Financial disclosure forms show that Representativesâ€™ incomes are exorbitant compared to those of people they represent, leading critics to suggest they do not share the financial concerns of average Americans.
Although the members of Congress are elected to represent average Americans, their incomes are anything but ordinary, according to newly released Congressional financial disclosure forms.
In the 435-member House of Representatives, 123 elected officials earned at least one million dollars last year, reports the Agence France-Presse. One in three senators earns seven-figures, not including the $158,100 yearly Congressional salary.
In comparison, AFP notes that less than one percent of Americans are millionaires.
“Members of Congress are recruited not from [an] ordinary cross section of America occupations,” Thomas Mann, a Congress expert at the Brookings Institution, a think tank that receives corporate and foundation funding, told AFP.
“There has been an increasing tendency for parties to seek out individuals who can self-finance at least part of their campaigns, and that has over time led to more wealthy people serving in Congress,” Mann added.
AFP reports that the richest person in the House of Representatives is California Democrat Jane Harman, who reported assets worth more than $160 million, followed Amo Houghton, a New York Republican who reported $150 million.
All members of Congress are required to submit financial disclosure forms every year detailing outside sources of income, liabilities, assets, travel paid by private interests and earnings from speeches. They are only required to submit an approximate range of earnings, not an actual dollar amount.
Among the wealthy members of Congress are Senator John D. Rockefeller IV, (D-WV) who reported over $80 million in assets; Sen. Bob Graham, (D-FL) who owns interest in a real estate firm worth between $5 and $25 million; and John Kerry (D-MA), who reported between $430,000 and $2.1 million in four separate trusts. Kerry’s wife, Theresa Heinz, is worth $1 billion, according to public records.
In 2002, the Associated Press reported that almost half the incoming members of Congress were millionaires.
Interviewed by the AP in 2002, incoming Representative C.A. Dutch Ruppersberger (D-MD), who had around $1 million in assets at the time, said success in the business world increases the chances of success as a lawmaker.

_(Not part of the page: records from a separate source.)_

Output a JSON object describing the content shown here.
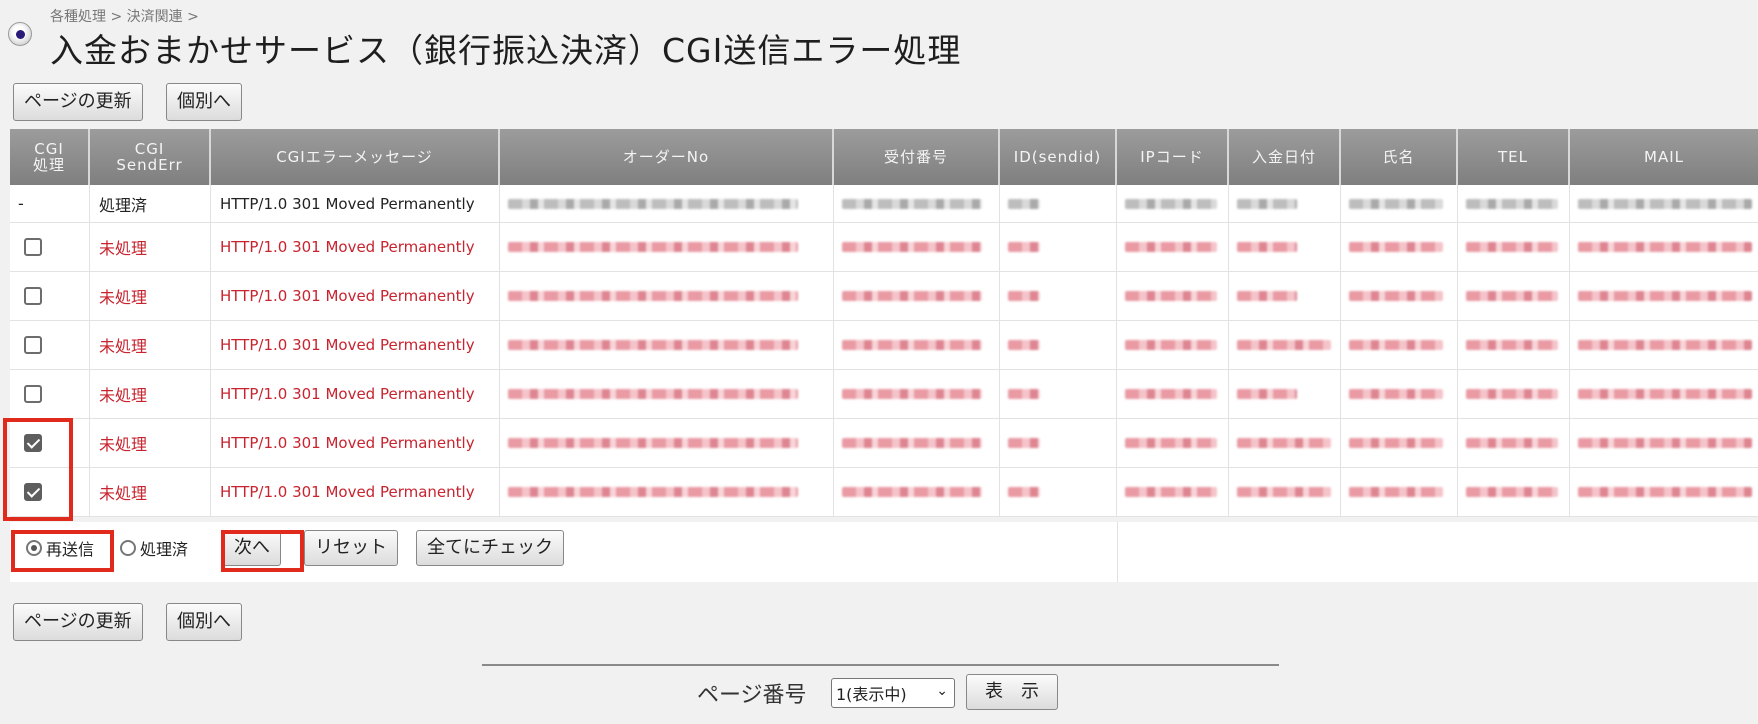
{
  "header": {
    "breadcrumb": "各種処理 > 決済関連 >",
    "title": "入金おまかせサービス（銀行振込決済）CGI送信エラー処理"
  },
  "toolbar_top": {
    "refresh": "ページの更新",
    "individual": "個別へ"
  },
  "toolbar_bottom": {
    "refresh": "ページの更新",
    "individual": "個別へ"
  },
  "table": {
    "columns": [
      "CGI\n処理",
      "CGI\nSendErr",
      "CGIエラーメッセージ",
      "オーダーNo",
      "受付番号",
      "ID(sendid)",
      "IPコード",
      "入金日付",
      "氏名",
      "TEL",
      "MAIL"
    ],
    "rows": [
      {
        "cgi": "-",
        "checked": false,
        "status": "処理済",
        "message": "HTTP/1.0 301 Moved Permanently",
        "error": false
      },
      {
        "cgi": "",
        "checked": false,
        "status": "未処理",
        "message": "HTTP/1.0 301 Moved Permanently",
        "error": true
      },
      {
        "cgi": "",
        "checked": false,
        "status": "未処理",
        "message": "HTTP/1.0 301 Moved Permanently",
        "error": true
      },
      {
        "cgi": "",
        "checked": false,
        "status": "未処理",
        "message": "HTTP/1.0 301 Moved Permanently",
        "error": true
      },
      {
        "cgi": "",
        "checked": false,
        "status": "未処理",
        "message": "HTTP/1.0 301 Moved Permanently",
        "error": true
      },
      {
        "cgi": "",
        "checked": true,
        "status": "未処理",
        "message": "HTTP/1.0 301 Moved Permanently",
        "error": true
      },
      {
        "cgi": "",
        "checked": true,
        "status": "未処理",
        "message": "HTTP/1.0 301 Moved Permanently",
        "error": true
      }
    ]
  },
  "actions": {
    "radio_resend": "再送信",
    "radio_done": "処理済",
    "selected": "resend",
    "next": "次へ",
    "reset": "リセット",
    "check_all": "全てにチェック"
  },
  "pager": {
    "label": "ページ番号",
    "selected_page": "1(表示中)",
    "show": "表　示"
  },
  "colors": {
    "accent_red": "#c8232e",
    "highlight": "#e02a1b",
    "header_gray": "#8f8f8f"
  }
}
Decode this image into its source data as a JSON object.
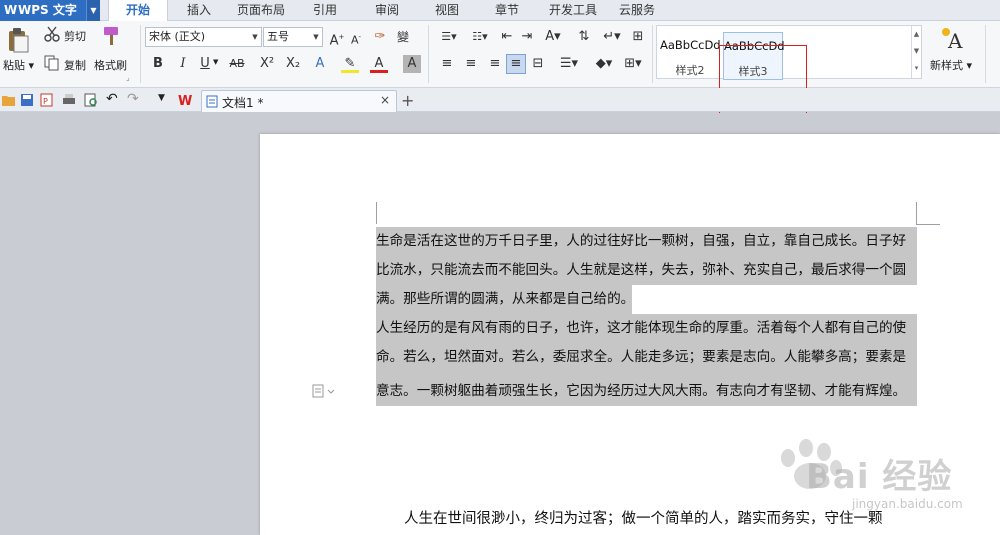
{
  "app": {
    "name": "WPS 文字",
    "logo_glyph": "W"
  },
  "menu": {
    "tabs": [
      {
        "label": "开始",
        "active": true
      },
      {
        "label": "插入"
      },
      {
        "label": "页面布局"
      },
      {
        "label": "引用"
      },
      {
        "label": "审阅"
      },
      {
        "label": "视图"
      },
      {
        "label": "章节"
      },
      {
        "label": "开发工具"
      },
      {
        "label": "云服务"
      }
    ]
  },
  "ribbon": {
    "paste_label": "粘贴",
    "cut_label": "剪切",
    "copy_label": "复制",
    "format_painter_label": "格式刷",
    "font_name": "宋体 (正文)",
    "font_size": "五号",
    "bold": "B",
    "italic": "I",
    "underline": "U",
    "strike": "AB",
    "superscript": "X²",
    "subscript": "X₂",
    "styles": [
      {
        "preview": "AaBbCcDd",
        "name": "样式2"
      },
      {
        "preview": "AaBbCcDd",
        "name": "样式3"
      }
    ],
    "new_style_label": "新样式"
  },
  "tabs": {
    "doc_title": "文档1 *",
    "close_glyph": "×",
    "new_tab_glyph": "+"
  },
  "document": {
    "selected_lines": [
      "生命是活在这世的万千日子里，人的过往好比一颗树，自强，自立，靠自己成长。日子好",
      "比流水，只能流去而不能回头。人生就是这样，失去，弥补、充实自己，最后求得一个圆",
      "满。那些所谓的圆满，从来都是自己给的。",
      "人生经历的是有风有雨的日子，也许，这才能体现生命的厚重。活着每个人都有自己的使",
      "命。若么，坦然面对。若么，委屈求全。人能走多远；要素是志向。人能攀多高；要素是",
      "意志。一颗树躯曲着顽强生长，它因为经历过大风大雨。有志向才有坚韧、才能有辉煌。"
    ],
    "plain_paragraph": "人生在世间很渺小，终归为过客；做一个简单的人，踏实而务实，守住一颗"
  },
  "watermark": {
    "text": "Bai 经验",
    "url": "jingyan.baidu.com"
  },
  "colors": {
    "accent": "#2e6ec2",
    "selection": "#c6c6c6",
    "highlight_box": "#d9201c"
  }
}
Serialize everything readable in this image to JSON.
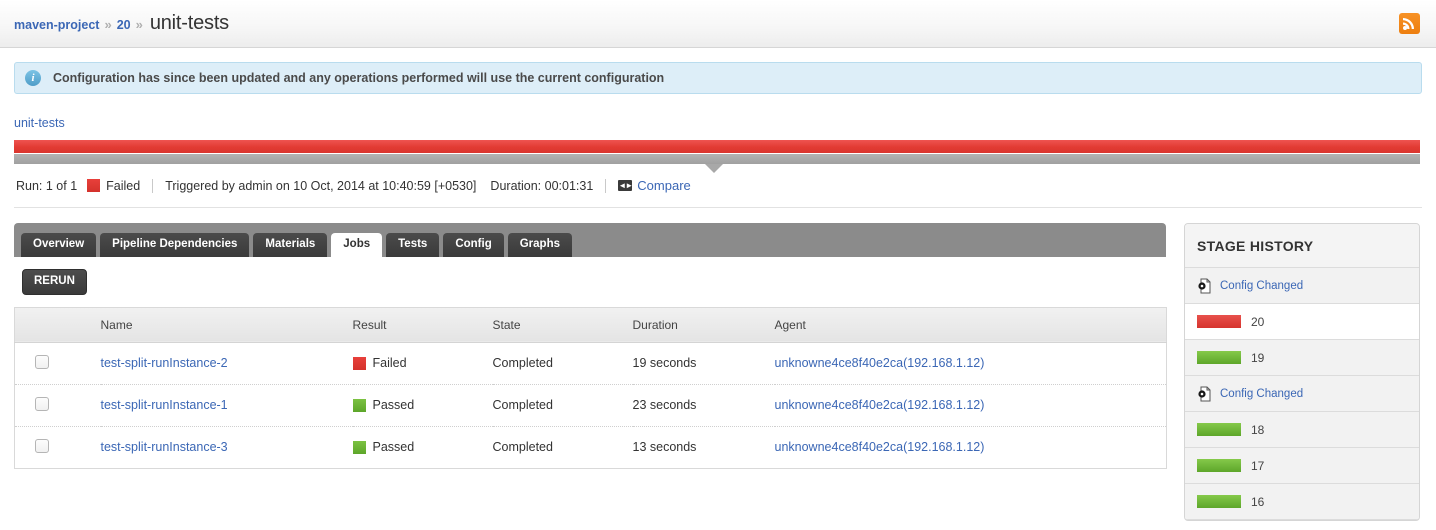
{
  "header": {
    "breadcrumb": [
      {
        "label": "maven-project",
        "type": "link"
      },
      {
        "label": "20",
        "type": "link"
      },
      {
        "label": "unit-tests",
        "type": "current"
      }
    ],
    "separator": "»",
    "rss_icon": "rss-feed-icon"
  },
  "notice": {
    "icon": "info-icon",
    "text": "Configuration has since been updated and any operations performed will use the current configuration"
  },
  "stage": {
    "name": "unit-tests",
    "bar_status_color": "#e23b33",
    "bar_secondary_color": "#a0a0a0"
  },
  "run_summary": {
    "run_label": "Run: 1 of 1",
    "result": "Failed",
    "result_color": "#d4322c",
    "triggered_by": "Triggered by admin on 10 Oct, 2014 at 10:40:59 [+0530]",
    "duration": "Duration: 00:01:31",
    "compare_label": "Compare",
    "compare_icon": "compare-icon"
  },
  "tabs": [
    {
      "label": "Overview",
      "active": false
    },
    {
      "label": "Pipeline Dependencies",
      "active": false
    },
    {
      "label": "Materials",
      "active": false
    },
    {
      "label": "Jobs",
      "active": true
    },
    {
      "label": "Tests",
      "active": false
    },
    {
      "label": "Config",
      "active": false
    },
    {
      "label": "Graphs",
      "active": false
    }
  ],
  "actions": {
    "rerun_label": "RERUN"
  },
  "jobs_table": {
    "columns": [
      "",
      "Name",
      "Result",
      "State",
      "Duration",
      "Agent"
    ],
    "rows": [
      {
        "checked": false,
        "name": "test-split-runInstance-2",
        "result": "Failed",
        "result_color": "#d4322c",
        "state": "Completed",
        "duration": "19 seconds",
        "agent": "unknowne4ce8f40e2ca(192.168.1.12)"
      },
      {
        "checked": false,
        "name": "test-split-runInstance-1",
        "result": "Passed",
        "result_color": "#5da62a",
        "state": "Completed",
        "duration": "23 seconds",
        "agent": "unknowne4ce8f40e2ca(192.168.1.12)"
      },
      {
        "checked": false,
        "name": "test-split-runInstance-3",
        "result": "Passed",
        "result_color": "#5da62a",
        "state": "Completed",
        "duration": "13 seconds",
        "agent": "unknowne4ce8f40e2ca(192.168.1.12)"
      }
    ]
  },
  "stage_history": {
    "title": "STAGE HISTORY",
    "entries": [
      {
        "kind": "config",
        "label": "Config Changed",
        "icon": "config-changed-icon"
      },
      {
        "kind": "stage",
        "label": "20",
        "status": "failed",
        "current": true
      },
      {
        "kind": "stage",
        "label": "19",
        "status": "passed",
        "current": false
      },
      {
        "kind": "config",
        "label": "Config Changed",
        "icon": "config-changed-icon"
      },
      {
        "kind": "stage",
        "label": "18",
        "status": "passed",
        "current": false
      },
      {
        "kind": "stage",
        "label": "17",
        "status": "passed",
        "current": false
      },
      {
        "kind": "stage",
        "label": "16",
        "status": "passed",
        "current": false
      }
    ]
  }
}
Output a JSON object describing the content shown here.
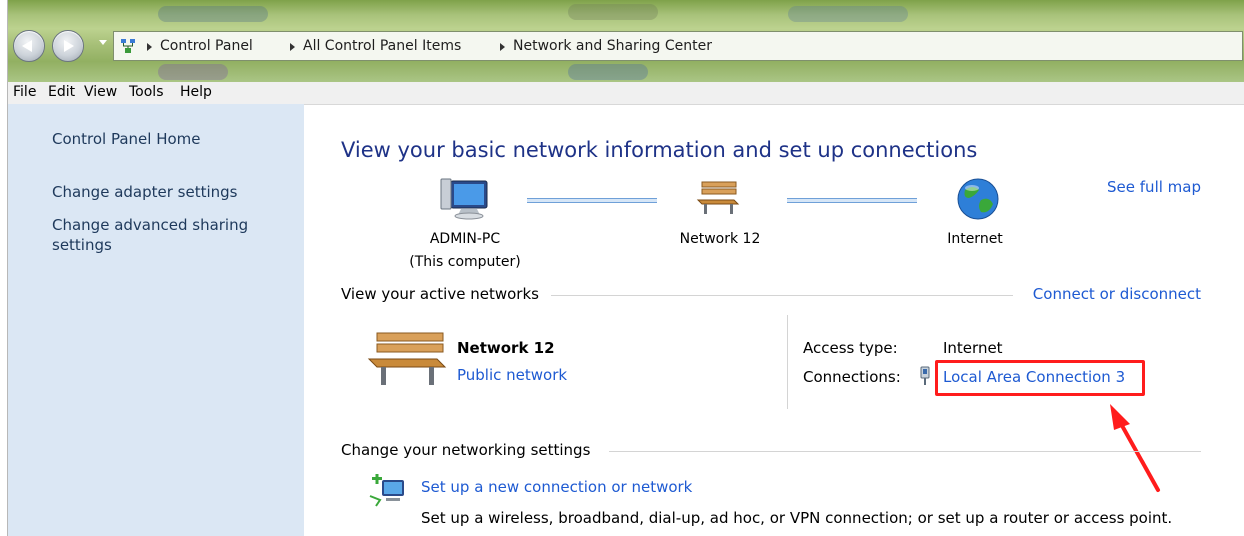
{
  "breadcrumb": [
    "Control Panel",
    "All Control Panel Items",
    "Network and Sharing Center"
  ],
  "menu": [
    "File",
    "Edit",
    "View",
    "Tools",
    "Help"
  ],
  "sidebar": {
    "home": "Control Panel Home",
    "adapter": "Change adapter settings",
    "advanced_line1": "Change advanced sharing",
    "advanced_line2": "settings"
  },
  "main": {
    "title": "View your basic network information and set up connections",
    "see_full_map": "See full map",
    "map": {
      "computer_name": "ADMIN-PC",
      "computer_sub": "(This computer)",
      "network": "Network  12",
      "internet": "Internet"
    },
    "active": {
      "heading": "View your active networks",
      "connect_link": "Connect or disconnect",
      "network_name": "Network  12",
      "network_type": "Public network",
      "access_label": "Access type:",
      "access_value": "Internet",
      "connections_label": "Connections:",
      "connection_link": "Local Area Connection 3"
    },
    "change": {
      "heading": "Change your networking settings",
      "setup_link": "Set up a new connection or network",
      "setup_desc": "Set up a wireless, broadband, dial-up, ad hoc, or VPN connection; or set up a router or access point."
    }
  },
  "colors": {
    "link": "#1e5ad2",
    "title": "#1e3287",
    "sidebar_bg": "#dbe7f4",
    "highlight": "#ff1c1c"
  }
}
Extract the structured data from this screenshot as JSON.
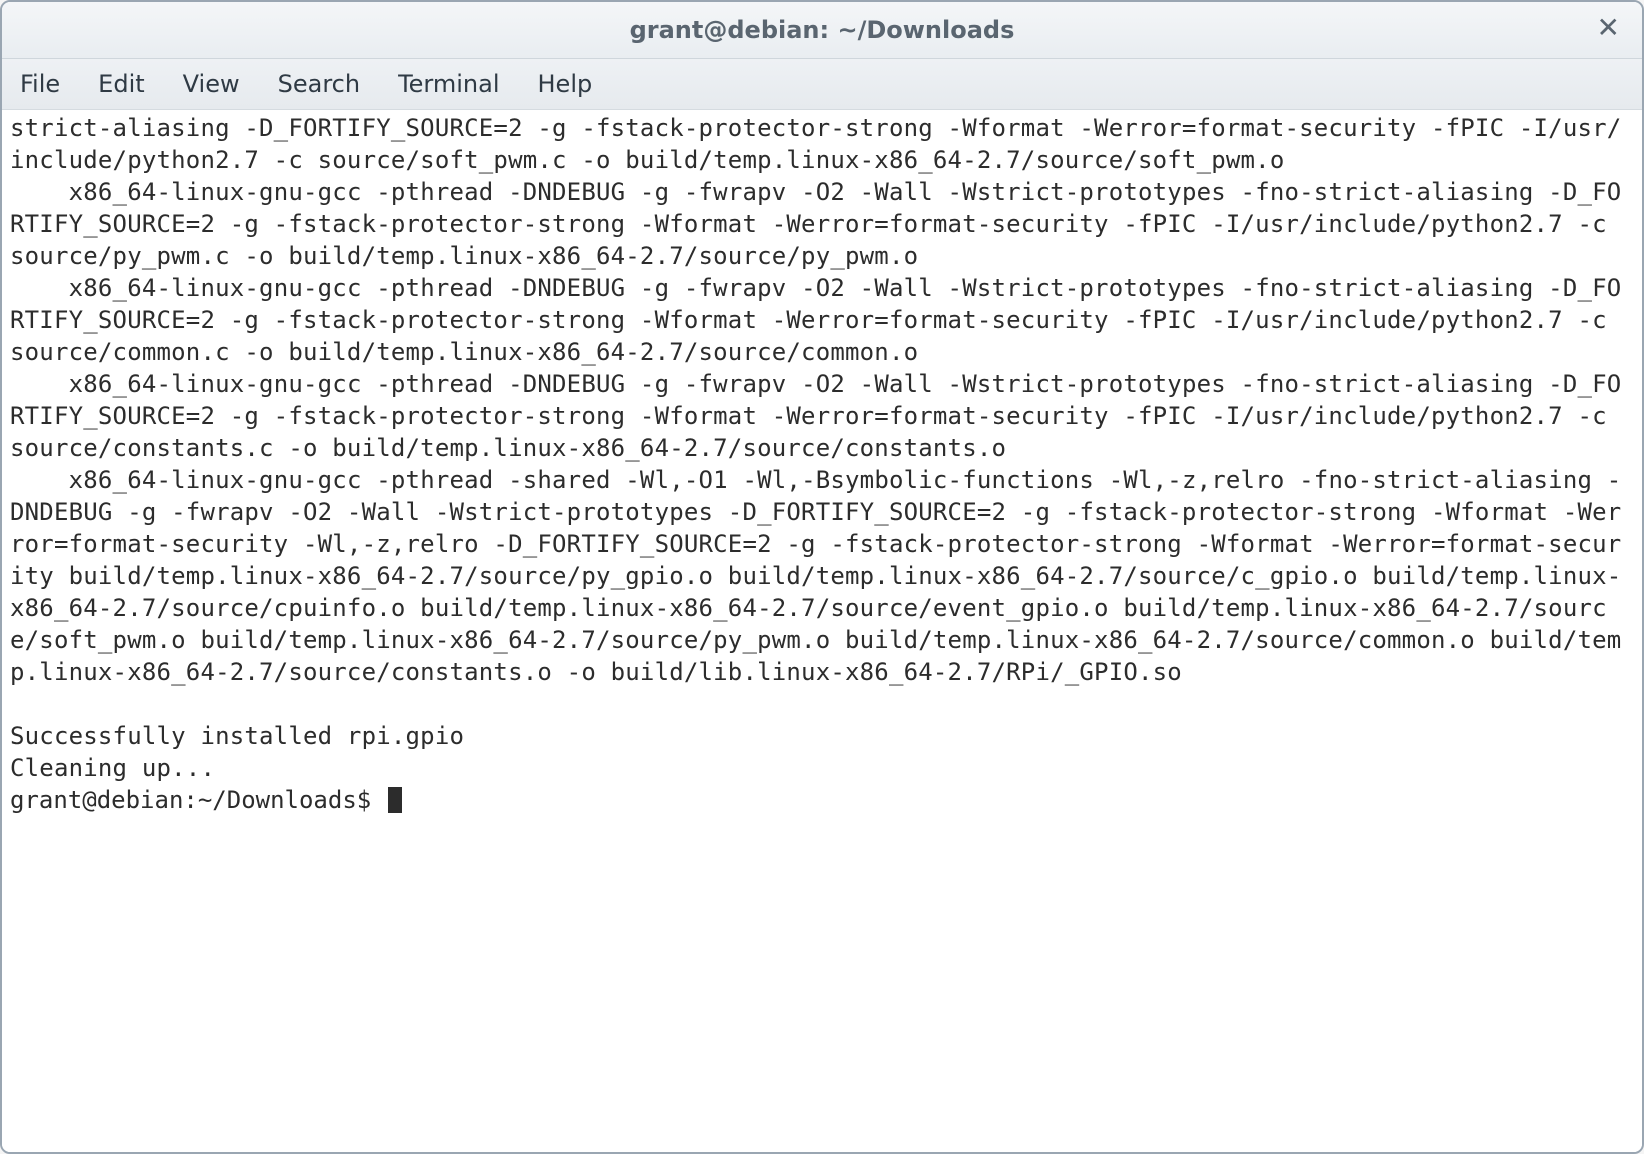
{
  "window": {
    "title": "grant@debian: ~/Downloads"
  },
  "menubar": {
    "items": [
      "File",
      "Edit",
      "View",
      "Search",
      "Terminal",
      "Help"
    ]
  },
  "terminal": {
    "output": "strict-aliasing -D_FORTIFY_SOURCE=2 -g -fstack-protector-strong -Wformat -Werror=format-security -fPIC -I/usr/include/python2.7 -c source/soft_pwm.c -o build/temp.linux-x86_64-2.7/source/soft_pwm.o\n    x86_64-linux-gnu-gcc -pthread -DNDEBUG -g -fwrapv -O2 -Wall -Wstrict-prototypes -fno-strict-aliasing -D_FORTIFY_SOURCE=2 -g -fstack-protector-strong -Wformat -Werror=format-security -fPIC -I/usr/include/python2.7 -c source/py_pwm.c -o build/temp.linux-x86_64-2.7/source/py_pwm.o\n    x86_64-linux-gnu-gcc -pthread -DNDEBUG -g -fwrapv -O2 -Wall -Wstrict-prototypes -fno-strict-aliasing -D_FORTIFY_SOURCE=2 -g -fstack-protector-strong -Wformat -Werror=format-security -fPIC -I/usr/include/python2.7 -c source/common.c -o build/temp.linux-x86_64-2.7/source/common.o\n    x86_64-linux-gnu-gcc -pthread -DNDEBUG -g -fwrapv -O2 -Wall -Wstrict-prototypes -fno-strict-aliasing -D_FORTIFY_SOURCE=2 -g -fstack-protector-strong -Wformat -Werror=format-security -fPIC -I/usr/include/python2.7 -c source/constants.c -o build/temp.linux-x86_64-2.7/source/constants.o\n    x86_64-linux-gnu-gcc -pthread -shared -Wl,-O1 -Wl,-Bsymbolic-functions -Wl,-z,relro -fno-strict-aliasing -DNDEBUG -g -fwrapv -O2 -Wall -Wstrict-prototypes -D_FORTIFY_SOURCE=2 -g -fstack-protector-strong -Wformat -Werror=format-security -Wl,-z,relro -D_FORTIFY_SOURCE=2 -g -fstack-protector-strong -Wformat -Werror=format-security build/temp.linux-x86_64-2.7/source/py_gpio.o build/temp.linux-x86_64-2.7/source/c_gpio.o build/temp.linux-x86_64-2.7/source/cpuinfo.o build/temp.linux-x86_64-2.7/source/event_gpio.o build/temp.linux-x86_64-2.7/source/soft_pwm.o build/temp.linux-x86_64-2.7/source/py_pwm.o build/temp.linux-x86_64-2.7/source/common.o build/temp.linux-x86_64-2.7/source/constants.o -o build/lib.linux-x86_64-2.7/RPi/_GPIO.so\n\nSuccessfully installed rpi.gpio\nCleaning up...",
    "prompt": "grant@debian:~/Downloads$ "
  }
}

“They bring a lot to the table, especially in our difficult times,” Ruppersberger told the AP. “You want people who have good judgment and have the courage to stand up for what they believe in. If people have done well, that means they’re successful. Maybe that’s part of leadership.”
Others see it differently. “Almost all members of Congress are in the top 5 percent of the population [in terms of income], and a lot of them are higher than that,” Bob McIntyre, president of Citizens for Tax Justice, told USA Today in 2003. “A lot of them are probably confused about what their typical constituent actually earns,” he said. “It’s the ‘Everything I Know I Learned at the Country Club’ theory of economics.”
Senate Majority Leader Bill Frist, (R-TN) called the argument “the old, worn-out, tired, class-warfare issue,” USA Today reported.
In May 2003, members of Congress passed a $350 billion tax cut. According to the American Prospect, by 2010, 52 percent of the total tax cuts will go to the richest one percent. More than half the members of Congress had the types of investment income that qualifies for the cuts, according to a USA Today analysis.
Author: Madeleine Baran
News Service: The NewStandard